The Court of Appeal rejected FAI’s argument that directors can never spend company money in a board election. However, it said that that money can only be used to present shareholders with factual matters concerning the best interests of the company – not with propaganda designed to secure the re-election of the existing directors. For example, if the election of a particular person to the board would result in the company’s losing an important government licence, it might be permissible to inform shareholders of that fact. On the other hand, it would not be permissible to use company money to tell shareholders that the company had been successful because the high performance of the existing directors:
“to the extent that directors, in a situation of potential conflict of personal interest and corporate duty, stray into exaggeration, half-truth, emotional language and misleading statements, the risk they run is that their activity will later be characterised by a court as not bona fide for a purpose of the company but rather for the primary purpose of their own re-election.”

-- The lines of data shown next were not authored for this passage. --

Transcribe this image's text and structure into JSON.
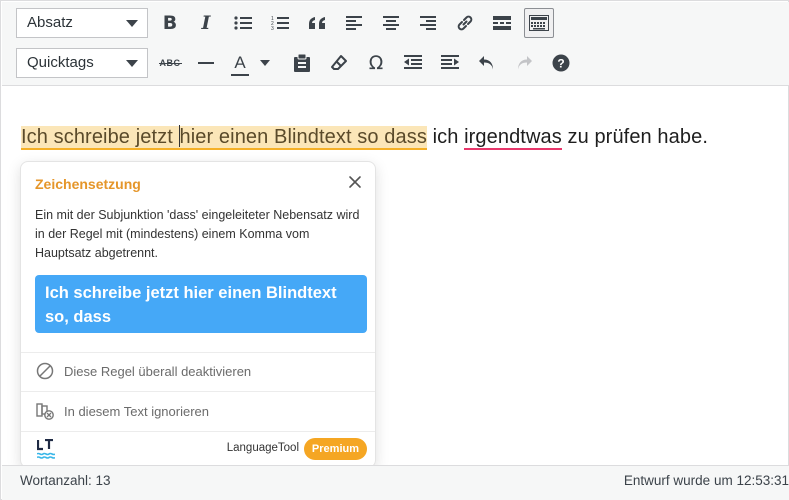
{
  "toolbar": {
    "format_select": "Absatz",
    "quicktags_select": "Quicktags",
    "strikethrough_label": "ABC",
    "text_color_label": "A",
    "omega_label": "Ω"
  },
  "editor": {
    "highlight_part1": "Ich schreibe jetzt ",
    "highlight_part2": "hier einen Blindtext so dass",
    "plain_1": " ich ",
    "error_word": "irgendtwas",
    "plain_2": " zu prüfen habe."
  },
  "popup": {
    "title": "Zeichensetzung",
    "message": "Ein mit der Subjunktion 'dass' eingeleiteter Nebensatz wird in der Regel mit (mindestens) einem Komma vom Hauptsatz abgetrennt.",
    "suggestion": "Ich schreibe jetzt hier einen Blindtext so, dass",
    "action_disable": "Diese Regel überall deaktivieren",
    "action_ignore": "In diesem Text ignorieren",
    "brand": "LanguageTool",
    "premium": "Premium"
  },
  "status": {
    "word_count": "Wortanzahl: 13",
    "saved": "Entwurf wurde um 12:53:31"
  },
  "colors": {
    "accent_orange": "#e5962a",
    "suggestion_blue": "#45a8f7",
    "error_pink": "#e8366b",
    "highlight": "#fbe6b8"
  },
  "icons": [
    "bold-icon",
    "italic-icon",
    "bullet-list-icon",
    "numbered-list-icon",
    "blockquote-icon",
    "align-left-icon",
    "align-center-icon",
    "align-right-icon",
    "link-icon",
    "read-more-icon",
    "toolbar-toggle-icon",
    "strikethrough-icon",
    "horizontal-line-icon",
    "text-color-icon",
    "paste-text-icon",
    "eraser-icon",
    "omega-icon",
    "outdent-icon",
    "indent-icon",
    "undo-icon",
    "redo-icon",
    "help-icon",
    "close-icon",
    "block-icon",
    "ignore-icon",
    "languagetool-logo-icon"
  ]
}
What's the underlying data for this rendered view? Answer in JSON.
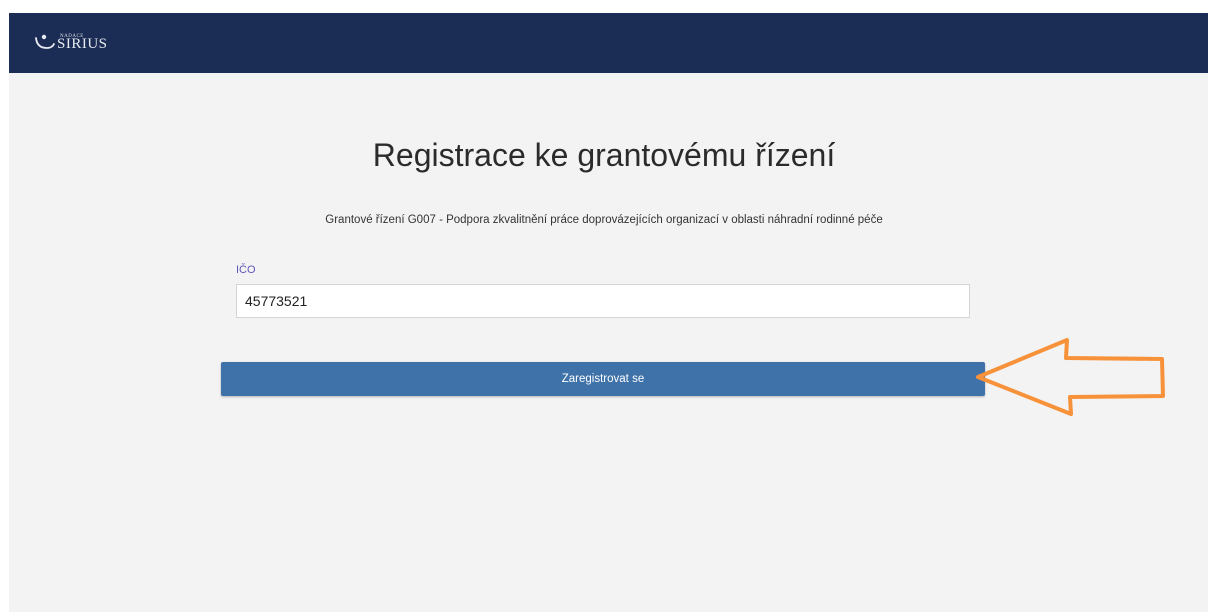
{
  "header": {
    "logo_small": "NADACE",
    "logo_main": "SIRIUS",
    "bg_color": "#1c2d55"
  },
  "main": {
    "title": "Registrace ke grantovému řízení",
    "subtitle": "Grantové řízení G007 - Podpora zkvalitnění práce doprovázejících organizací v oblasti náhradní rodinné péče",
    "ico_label": "IČO",
    "ico_value": "45773521",
    "submit_label": "Zaregistrovat se",
    "button_color": "#3f72a9"
  },
  "annotation": {
    "icon": "arrow-left-icon",
    "color": "#f7923a"
  }
}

These principles would be equally applicable to, say, an attack by an activist shareholder. The result is a form of asymmetric warfare. An activist shareholder who is jockeying for a seat or two on the board could (subject to the laws of defamation) publicly attack the existing board as being arrogant, out of touch and short-sighted; on the Advance Bank principle, the board’s response would be restricted to largely factual matters about its and the company’s business performance (and that of the activist shareholder) – but it could not use company funds to respond in kind to the activist shareholder’s personal attacks.
In conclusion, therefore, it can be said that the law governing corporate disputes is not overly concerned about what gets thrown around in arguments between opposing sides, but that situation changes if shareholders’ funds are involved. At that point, the company and its board are considerably more restrained than those who are attacking them.